State Rep. Kathleen Clyde (D-Kent) recently shared her experiences as a state lawmaker in a severely gerrymandered state in a bipartisan amicus brief filed in the U.S. Supreme Court.
The Wisconsin case, Gill v. Whitford, has implications for Ohio’s state legislative districts, which suffer similar constitutional defects. Plaintiffs in the case allege extreme partisan gerrymandering deprived them of their First Amendment right of association and the Equal Protection of the laws guaranteed to them by the 14th Amendment.
“When the minority party is locked out of the legislative process, so are their constituents,” said Rep. Clyde. “We cannot effectively serve the people of Ohio when half of Ohioans’ concerns and preferences are ignored. I have seen the quality of work at the Statehouse go downhill in my four terms here because of the gerrymandered map that was drawn in a ‘bunker’ and approved by a short-sighted majority in 2011. We need to turn this dysfunctionality around and that is why I joined state lawmakers from Ohio and across the country to share my experiences in the brief."

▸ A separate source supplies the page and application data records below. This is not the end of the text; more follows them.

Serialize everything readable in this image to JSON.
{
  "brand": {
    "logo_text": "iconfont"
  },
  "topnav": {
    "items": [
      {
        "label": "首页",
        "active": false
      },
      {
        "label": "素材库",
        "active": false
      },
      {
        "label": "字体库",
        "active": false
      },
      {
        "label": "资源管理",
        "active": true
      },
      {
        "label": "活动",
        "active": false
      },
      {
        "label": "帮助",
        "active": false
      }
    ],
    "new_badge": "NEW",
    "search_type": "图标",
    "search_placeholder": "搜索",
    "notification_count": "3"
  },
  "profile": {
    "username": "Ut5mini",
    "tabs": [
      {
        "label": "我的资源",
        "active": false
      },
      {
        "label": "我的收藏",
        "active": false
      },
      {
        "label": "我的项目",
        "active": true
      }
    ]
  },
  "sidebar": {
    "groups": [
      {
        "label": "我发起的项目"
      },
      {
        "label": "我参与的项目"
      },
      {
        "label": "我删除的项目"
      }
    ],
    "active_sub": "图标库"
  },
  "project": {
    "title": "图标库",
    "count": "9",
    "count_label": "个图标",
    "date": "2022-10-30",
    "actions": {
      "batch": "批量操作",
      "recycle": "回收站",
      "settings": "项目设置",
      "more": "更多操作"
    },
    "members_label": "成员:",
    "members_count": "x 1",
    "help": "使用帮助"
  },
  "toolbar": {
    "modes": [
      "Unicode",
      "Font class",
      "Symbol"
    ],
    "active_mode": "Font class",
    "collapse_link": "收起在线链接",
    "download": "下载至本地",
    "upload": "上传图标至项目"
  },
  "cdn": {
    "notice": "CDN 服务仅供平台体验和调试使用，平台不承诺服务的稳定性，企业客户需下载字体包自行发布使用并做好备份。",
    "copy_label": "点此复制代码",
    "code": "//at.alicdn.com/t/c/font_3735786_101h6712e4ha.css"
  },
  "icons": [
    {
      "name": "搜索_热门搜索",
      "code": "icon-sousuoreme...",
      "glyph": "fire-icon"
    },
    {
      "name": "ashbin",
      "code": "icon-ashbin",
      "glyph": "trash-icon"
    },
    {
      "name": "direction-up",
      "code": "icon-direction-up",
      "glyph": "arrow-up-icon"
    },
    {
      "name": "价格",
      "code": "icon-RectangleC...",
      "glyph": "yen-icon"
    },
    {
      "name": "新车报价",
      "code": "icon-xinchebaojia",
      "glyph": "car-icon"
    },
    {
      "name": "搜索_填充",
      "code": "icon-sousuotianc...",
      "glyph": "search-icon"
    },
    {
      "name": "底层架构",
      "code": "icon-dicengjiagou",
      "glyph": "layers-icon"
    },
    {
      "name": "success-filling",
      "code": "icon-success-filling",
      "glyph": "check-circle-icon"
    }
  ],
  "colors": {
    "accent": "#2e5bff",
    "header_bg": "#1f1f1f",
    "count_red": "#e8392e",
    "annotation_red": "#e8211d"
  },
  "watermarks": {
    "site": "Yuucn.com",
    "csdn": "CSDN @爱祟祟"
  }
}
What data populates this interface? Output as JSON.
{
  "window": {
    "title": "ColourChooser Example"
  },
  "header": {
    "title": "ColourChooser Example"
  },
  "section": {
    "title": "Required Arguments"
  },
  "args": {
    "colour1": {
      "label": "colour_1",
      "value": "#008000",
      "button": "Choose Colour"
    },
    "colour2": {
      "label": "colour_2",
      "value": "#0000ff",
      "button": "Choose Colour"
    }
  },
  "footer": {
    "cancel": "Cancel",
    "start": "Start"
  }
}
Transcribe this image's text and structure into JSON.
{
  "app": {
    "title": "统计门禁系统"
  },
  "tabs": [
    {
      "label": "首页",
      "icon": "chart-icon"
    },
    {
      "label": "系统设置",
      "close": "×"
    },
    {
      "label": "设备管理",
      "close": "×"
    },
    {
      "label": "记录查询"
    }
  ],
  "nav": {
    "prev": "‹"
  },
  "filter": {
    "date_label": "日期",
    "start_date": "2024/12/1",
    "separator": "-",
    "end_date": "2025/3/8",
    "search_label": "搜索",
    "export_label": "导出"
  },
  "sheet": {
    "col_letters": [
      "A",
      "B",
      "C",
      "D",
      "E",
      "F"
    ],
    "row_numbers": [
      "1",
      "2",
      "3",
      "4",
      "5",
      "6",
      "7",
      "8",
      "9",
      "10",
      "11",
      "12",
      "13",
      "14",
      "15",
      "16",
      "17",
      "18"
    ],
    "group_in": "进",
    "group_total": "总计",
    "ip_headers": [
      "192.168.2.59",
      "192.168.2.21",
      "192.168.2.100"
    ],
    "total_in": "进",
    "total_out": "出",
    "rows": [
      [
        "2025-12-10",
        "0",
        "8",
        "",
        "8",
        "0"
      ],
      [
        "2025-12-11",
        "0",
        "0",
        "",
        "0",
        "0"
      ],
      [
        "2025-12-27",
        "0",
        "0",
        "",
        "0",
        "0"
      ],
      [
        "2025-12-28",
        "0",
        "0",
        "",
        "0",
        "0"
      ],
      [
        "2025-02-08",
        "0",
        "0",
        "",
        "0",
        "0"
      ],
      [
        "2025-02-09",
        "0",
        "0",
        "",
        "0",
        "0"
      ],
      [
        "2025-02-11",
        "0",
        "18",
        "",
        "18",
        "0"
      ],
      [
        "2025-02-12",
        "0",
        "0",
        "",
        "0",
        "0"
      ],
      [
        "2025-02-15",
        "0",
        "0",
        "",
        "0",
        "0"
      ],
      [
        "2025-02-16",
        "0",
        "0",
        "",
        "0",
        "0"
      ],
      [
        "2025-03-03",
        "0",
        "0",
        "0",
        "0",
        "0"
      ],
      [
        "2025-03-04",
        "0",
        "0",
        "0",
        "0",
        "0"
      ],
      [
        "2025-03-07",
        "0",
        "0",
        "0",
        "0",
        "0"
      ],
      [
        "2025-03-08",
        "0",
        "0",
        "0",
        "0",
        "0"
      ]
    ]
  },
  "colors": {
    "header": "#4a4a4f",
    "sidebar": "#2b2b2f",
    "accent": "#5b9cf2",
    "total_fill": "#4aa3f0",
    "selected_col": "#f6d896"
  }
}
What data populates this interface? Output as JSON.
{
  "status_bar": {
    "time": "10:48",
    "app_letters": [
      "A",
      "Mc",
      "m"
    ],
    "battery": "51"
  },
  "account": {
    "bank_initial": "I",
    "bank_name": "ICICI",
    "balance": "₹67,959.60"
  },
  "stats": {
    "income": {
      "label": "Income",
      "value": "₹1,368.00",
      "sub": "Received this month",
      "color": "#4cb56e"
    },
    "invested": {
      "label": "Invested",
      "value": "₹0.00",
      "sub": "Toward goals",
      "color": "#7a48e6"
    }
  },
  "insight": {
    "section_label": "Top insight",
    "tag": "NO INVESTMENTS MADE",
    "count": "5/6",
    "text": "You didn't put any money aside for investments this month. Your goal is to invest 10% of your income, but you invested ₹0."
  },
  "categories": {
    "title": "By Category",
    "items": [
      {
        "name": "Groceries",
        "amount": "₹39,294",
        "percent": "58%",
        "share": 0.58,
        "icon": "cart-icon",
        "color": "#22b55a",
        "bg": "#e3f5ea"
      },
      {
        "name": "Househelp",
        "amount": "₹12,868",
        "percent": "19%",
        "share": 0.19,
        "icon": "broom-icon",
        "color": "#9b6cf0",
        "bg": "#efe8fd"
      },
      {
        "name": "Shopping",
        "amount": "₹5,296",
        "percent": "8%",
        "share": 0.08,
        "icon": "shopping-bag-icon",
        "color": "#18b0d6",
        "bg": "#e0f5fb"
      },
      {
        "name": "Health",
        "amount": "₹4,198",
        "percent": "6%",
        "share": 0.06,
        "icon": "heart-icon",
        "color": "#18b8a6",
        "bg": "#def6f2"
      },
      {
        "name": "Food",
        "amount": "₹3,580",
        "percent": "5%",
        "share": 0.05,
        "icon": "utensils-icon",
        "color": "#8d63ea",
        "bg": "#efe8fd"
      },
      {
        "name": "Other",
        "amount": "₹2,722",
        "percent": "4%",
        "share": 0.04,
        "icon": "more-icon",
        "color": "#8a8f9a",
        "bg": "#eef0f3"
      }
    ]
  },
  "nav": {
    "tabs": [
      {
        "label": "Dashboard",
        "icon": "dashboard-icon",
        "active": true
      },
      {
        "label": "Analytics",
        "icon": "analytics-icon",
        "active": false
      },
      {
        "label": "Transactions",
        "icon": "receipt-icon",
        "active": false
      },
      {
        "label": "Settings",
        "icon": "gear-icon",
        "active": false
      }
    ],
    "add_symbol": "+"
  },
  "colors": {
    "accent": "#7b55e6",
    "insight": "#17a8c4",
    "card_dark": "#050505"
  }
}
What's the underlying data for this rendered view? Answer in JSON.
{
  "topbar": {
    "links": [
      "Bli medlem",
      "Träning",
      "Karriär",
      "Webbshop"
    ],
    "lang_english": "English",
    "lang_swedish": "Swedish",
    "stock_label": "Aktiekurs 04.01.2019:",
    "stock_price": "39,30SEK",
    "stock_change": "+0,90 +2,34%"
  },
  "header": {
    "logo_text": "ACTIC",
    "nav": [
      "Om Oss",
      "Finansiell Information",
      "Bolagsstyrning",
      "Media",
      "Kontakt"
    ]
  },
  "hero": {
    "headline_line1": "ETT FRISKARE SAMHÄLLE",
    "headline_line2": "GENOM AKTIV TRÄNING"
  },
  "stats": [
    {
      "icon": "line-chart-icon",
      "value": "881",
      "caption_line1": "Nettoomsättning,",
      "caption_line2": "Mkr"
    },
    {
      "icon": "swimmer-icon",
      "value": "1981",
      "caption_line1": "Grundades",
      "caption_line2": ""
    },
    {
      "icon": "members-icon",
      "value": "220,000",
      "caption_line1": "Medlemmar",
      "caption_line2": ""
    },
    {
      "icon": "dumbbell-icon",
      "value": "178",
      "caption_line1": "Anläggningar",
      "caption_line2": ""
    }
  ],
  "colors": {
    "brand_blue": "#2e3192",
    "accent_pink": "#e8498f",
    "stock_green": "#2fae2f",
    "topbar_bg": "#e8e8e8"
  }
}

In the brief, Rep. Clyde and former Rep. Mike Curtin discussed the effects of gerrymandering on the atmosphere and functionality of the House of Representatives. They are quoted throughout the brief.
A bipartisan collection of 65 current and former state legislators, 26 Republicans and 39 Democrats, from eight states signed onto the brief. Other Ohio signatories include House Minority Whip Nickie J. Antonio (Democrat), former State Rep. Joan W. Lawrence of Ohio (Republican), former State Sen. Priscilla D. Mead (Republican), State Sen. Joe Schiavoni (Democrat), Columbus City Councilman and former State Rep. Michael Stinziano (Democrat), House Minority Leader Fred Strahorn (Democrat) and House Assistant Minority Whip Emilia Strong Sykes (Democrat).
The brief can be viewed here.